**ACTIVITY:** Could you copy each line of the entries that contains "heading"?

**AVAILABLE DATA:**
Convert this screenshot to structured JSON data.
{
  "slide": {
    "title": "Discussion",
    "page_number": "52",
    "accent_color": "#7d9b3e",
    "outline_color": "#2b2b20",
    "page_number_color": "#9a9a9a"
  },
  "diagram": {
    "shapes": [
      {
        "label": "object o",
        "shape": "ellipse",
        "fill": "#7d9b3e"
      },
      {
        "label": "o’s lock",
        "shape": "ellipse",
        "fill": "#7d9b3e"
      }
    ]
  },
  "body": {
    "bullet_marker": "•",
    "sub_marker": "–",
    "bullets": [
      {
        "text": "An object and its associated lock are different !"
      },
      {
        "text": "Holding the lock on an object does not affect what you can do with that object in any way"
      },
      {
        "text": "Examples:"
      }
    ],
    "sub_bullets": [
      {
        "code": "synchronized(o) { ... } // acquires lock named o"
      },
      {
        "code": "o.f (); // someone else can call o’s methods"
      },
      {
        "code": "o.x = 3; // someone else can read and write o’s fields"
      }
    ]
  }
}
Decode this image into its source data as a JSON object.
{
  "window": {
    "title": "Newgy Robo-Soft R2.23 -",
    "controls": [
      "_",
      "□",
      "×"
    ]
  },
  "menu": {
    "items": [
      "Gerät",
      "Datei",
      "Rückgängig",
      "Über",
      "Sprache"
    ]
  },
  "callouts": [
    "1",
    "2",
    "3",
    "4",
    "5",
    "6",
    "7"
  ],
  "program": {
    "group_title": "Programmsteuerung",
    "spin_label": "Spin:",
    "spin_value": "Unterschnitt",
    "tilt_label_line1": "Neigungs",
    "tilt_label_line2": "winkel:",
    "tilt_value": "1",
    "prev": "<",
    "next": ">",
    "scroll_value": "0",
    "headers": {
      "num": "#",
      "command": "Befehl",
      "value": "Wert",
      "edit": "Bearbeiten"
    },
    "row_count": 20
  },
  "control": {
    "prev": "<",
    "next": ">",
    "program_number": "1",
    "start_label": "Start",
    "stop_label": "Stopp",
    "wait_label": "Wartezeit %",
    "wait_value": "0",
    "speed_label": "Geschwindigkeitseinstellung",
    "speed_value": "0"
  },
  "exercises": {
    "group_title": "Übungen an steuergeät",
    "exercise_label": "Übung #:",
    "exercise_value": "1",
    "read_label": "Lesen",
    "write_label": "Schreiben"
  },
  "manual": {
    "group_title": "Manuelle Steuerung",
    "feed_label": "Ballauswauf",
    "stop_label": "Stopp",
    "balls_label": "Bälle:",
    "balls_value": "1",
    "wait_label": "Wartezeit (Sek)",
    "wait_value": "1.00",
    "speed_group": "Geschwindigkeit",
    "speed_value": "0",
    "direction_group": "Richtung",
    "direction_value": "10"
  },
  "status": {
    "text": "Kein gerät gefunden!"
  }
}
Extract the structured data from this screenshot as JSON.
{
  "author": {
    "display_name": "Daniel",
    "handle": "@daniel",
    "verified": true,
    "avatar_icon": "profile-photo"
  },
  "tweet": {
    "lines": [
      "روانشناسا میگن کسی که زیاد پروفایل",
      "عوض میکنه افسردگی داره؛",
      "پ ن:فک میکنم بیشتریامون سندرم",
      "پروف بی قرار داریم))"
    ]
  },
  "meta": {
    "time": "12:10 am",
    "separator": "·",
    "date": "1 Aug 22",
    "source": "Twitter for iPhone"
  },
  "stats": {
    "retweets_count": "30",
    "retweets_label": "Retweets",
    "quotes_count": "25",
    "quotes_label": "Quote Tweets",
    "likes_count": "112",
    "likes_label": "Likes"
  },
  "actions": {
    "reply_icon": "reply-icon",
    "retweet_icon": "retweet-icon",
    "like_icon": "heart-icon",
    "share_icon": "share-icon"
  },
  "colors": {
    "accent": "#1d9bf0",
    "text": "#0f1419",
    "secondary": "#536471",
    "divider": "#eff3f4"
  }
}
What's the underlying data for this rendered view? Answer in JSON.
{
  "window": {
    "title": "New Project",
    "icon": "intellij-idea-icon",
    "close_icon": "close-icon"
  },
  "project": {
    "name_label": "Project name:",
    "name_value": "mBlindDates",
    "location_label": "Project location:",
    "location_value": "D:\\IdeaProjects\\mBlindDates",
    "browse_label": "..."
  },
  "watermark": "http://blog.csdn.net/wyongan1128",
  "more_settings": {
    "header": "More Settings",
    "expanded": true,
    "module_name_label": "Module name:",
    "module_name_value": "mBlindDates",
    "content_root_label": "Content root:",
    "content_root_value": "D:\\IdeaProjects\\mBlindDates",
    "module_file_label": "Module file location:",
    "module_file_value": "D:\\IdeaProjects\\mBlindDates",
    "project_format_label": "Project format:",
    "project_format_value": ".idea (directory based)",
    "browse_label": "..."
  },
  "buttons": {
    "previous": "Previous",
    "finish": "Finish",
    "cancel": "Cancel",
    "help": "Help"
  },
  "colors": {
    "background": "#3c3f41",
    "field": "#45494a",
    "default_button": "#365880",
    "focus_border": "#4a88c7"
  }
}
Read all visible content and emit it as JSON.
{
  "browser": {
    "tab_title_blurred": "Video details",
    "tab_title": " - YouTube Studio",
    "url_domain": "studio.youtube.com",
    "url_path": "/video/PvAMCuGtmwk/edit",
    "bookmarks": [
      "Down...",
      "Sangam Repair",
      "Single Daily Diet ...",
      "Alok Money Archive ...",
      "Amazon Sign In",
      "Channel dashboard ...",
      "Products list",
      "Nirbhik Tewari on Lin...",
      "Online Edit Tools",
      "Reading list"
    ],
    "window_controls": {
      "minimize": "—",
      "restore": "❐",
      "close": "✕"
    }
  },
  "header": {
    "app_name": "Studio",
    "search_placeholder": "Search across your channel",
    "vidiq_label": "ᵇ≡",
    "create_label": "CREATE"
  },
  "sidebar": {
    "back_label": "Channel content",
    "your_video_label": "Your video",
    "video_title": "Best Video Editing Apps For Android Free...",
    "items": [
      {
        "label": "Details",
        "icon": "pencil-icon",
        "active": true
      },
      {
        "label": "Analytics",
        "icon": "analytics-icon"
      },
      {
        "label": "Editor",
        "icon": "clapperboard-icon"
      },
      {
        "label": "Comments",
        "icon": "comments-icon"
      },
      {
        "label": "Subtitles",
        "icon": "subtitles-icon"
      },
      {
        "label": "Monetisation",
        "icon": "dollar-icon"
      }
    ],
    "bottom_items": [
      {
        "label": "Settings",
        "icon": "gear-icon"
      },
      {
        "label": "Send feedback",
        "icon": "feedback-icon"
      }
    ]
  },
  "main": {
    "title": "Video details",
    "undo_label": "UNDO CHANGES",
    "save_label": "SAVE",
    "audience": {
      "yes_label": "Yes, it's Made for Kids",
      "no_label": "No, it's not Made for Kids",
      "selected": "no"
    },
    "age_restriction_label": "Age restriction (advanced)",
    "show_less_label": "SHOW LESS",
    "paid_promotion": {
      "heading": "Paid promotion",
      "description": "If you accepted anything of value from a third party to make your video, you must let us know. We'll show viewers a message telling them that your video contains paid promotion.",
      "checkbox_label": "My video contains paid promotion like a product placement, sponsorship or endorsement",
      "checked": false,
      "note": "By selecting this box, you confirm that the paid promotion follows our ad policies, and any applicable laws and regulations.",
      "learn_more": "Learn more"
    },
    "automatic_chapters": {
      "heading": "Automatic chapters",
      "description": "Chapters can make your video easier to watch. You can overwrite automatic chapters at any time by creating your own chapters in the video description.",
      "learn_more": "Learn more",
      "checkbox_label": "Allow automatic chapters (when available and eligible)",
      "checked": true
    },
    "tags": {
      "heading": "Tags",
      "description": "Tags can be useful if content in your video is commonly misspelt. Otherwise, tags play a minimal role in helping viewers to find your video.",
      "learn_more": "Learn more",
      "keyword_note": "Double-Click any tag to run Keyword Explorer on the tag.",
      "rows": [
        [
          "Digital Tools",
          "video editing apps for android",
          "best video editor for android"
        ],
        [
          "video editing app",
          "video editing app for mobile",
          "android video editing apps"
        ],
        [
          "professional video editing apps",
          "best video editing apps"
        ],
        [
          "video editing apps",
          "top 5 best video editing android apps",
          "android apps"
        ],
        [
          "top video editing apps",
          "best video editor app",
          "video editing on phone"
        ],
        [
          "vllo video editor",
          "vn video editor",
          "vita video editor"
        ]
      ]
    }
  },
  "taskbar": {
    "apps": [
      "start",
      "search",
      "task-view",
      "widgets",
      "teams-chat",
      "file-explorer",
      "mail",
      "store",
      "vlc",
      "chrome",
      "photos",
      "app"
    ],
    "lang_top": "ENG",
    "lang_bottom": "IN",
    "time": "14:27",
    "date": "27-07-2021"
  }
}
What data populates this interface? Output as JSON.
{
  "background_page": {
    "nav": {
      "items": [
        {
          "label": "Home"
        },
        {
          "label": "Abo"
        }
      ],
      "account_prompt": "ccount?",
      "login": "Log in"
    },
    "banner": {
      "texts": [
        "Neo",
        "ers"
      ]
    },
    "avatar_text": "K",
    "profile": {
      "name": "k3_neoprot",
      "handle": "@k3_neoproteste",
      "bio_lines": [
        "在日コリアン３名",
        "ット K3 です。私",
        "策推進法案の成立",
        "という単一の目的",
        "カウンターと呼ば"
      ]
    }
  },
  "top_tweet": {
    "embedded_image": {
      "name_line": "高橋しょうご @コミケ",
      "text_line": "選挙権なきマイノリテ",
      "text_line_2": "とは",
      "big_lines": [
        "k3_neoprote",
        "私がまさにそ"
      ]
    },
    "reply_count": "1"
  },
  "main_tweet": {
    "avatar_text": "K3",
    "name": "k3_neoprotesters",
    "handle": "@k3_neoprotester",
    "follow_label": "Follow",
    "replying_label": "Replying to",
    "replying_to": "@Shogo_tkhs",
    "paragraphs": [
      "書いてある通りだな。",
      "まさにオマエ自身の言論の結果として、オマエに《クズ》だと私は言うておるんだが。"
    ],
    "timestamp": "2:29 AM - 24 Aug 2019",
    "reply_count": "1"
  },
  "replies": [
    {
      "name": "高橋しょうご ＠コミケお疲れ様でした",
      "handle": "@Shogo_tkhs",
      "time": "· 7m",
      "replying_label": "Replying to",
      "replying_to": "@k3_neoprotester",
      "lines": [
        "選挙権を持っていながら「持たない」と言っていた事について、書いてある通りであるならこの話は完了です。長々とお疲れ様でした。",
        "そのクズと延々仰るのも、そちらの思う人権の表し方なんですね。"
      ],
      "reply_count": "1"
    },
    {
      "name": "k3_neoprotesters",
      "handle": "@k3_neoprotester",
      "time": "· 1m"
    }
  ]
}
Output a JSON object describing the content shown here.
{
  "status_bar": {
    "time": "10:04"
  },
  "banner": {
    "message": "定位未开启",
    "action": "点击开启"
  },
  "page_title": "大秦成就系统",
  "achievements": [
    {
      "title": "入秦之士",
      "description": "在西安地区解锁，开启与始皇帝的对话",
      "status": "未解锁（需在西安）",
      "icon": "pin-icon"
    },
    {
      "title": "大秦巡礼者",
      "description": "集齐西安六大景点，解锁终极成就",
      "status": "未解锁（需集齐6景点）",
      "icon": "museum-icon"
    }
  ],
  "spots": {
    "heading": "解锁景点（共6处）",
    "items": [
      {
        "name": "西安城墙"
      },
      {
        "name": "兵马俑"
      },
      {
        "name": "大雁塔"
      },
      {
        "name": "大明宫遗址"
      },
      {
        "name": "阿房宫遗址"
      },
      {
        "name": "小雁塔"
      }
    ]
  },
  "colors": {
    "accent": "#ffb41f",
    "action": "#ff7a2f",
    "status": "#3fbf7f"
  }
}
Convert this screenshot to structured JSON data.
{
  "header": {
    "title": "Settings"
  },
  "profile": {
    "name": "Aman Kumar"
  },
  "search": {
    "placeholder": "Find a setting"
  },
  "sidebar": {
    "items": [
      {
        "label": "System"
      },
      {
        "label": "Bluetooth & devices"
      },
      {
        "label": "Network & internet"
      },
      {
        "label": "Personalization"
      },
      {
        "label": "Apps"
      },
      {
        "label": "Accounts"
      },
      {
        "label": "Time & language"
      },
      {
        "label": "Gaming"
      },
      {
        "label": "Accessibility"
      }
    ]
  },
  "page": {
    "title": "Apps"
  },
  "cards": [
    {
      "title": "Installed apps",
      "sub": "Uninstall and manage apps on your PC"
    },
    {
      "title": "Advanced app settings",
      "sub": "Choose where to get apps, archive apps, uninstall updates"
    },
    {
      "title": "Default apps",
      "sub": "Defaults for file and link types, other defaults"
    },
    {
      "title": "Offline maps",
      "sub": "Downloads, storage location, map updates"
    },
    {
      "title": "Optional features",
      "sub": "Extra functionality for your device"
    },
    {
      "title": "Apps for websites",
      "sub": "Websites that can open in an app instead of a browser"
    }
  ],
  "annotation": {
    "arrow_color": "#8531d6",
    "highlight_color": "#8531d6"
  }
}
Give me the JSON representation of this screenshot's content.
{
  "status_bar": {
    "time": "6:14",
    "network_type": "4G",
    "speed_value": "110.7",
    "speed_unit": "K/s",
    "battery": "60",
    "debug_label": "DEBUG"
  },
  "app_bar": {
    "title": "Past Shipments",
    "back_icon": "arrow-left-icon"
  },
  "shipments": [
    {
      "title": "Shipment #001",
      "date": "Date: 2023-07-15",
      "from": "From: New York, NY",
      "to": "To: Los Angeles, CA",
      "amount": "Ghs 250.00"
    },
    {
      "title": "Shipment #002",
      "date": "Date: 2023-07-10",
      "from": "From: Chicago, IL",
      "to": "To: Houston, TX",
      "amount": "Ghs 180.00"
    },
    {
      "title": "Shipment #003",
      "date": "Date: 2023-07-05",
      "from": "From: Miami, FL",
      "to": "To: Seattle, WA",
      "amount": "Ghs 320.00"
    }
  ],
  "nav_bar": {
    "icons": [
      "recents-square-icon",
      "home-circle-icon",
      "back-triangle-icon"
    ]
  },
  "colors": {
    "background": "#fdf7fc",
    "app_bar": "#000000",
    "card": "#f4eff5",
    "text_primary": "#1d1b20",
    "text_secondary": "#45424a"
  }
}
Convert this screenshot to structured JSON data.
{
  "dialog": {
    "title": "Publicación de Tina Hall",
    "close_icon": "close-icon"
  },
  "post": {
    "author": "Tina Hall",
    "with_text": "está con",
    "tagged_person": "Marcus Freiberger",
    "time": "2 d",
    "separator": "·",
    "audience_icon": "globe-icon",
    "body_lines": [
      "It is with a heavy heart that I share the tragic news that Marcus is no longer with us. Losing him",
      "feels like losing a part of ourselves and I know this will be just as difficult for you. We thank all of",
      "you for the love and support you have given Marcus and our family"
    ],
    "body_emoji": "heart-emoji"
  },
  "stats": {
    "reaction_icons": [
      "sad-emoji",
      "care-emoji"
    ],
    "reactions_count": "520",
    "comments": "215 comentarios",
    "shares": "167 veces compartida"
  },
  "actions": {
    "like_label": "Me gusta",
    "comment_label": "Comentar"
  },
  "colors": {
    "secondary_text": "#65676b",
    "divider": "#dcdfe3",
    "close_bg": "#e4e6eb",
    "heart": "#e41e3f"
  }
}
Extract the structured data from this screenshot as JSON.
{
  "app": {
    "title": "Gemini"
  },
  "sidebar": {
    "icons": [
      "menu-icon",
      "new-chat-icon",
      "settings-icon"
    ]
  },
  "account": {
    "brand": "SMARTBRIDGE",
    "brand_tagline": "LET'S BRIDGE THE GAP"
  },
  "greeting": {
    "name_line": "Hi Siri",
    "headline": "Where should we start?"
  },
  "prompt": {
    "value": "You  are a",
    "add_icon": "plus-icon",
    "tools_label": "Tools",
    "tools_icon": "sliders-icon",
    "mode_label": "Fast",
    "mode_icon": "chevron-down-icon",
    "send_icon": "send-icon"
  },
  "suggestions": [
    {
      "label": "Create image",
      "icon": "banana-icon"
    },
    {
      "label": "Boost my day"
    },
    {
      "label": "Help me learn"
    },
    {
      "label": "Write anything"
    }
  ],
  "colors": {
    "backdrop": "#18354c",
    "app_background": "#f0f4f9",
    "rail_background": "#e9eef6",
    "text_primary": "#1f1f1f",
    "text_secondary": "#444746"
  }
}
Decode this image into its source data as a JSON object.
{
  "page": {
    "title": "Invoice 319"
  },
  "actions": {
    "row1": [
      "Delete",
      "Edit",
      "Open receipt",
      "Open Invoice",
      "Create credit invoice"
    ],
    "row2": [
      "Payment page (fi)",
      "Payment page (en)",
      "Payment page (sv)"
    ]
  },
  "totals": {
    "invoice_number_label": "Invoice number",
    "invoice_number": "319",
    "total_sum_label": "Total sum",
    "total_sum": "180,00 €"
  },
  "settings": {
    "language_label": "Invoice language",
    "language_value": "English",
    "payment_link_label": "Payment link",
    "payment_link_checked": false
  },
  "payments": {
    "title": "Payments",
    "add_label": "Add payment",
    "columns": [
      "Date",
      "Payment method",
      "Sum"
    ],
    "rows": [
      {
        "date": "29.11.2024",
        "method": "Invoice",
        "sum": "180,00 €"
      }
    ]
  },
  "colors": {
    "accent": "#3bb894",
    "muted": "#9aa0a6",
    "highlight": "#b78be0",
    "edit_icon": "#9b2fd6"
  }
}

**YOUR SOLUTION:**
      "heading": "Paid promotion",
      "heading": "Automatic chapters",
      "heading": "Tags",
    "heading": "解锁景点（共6处）",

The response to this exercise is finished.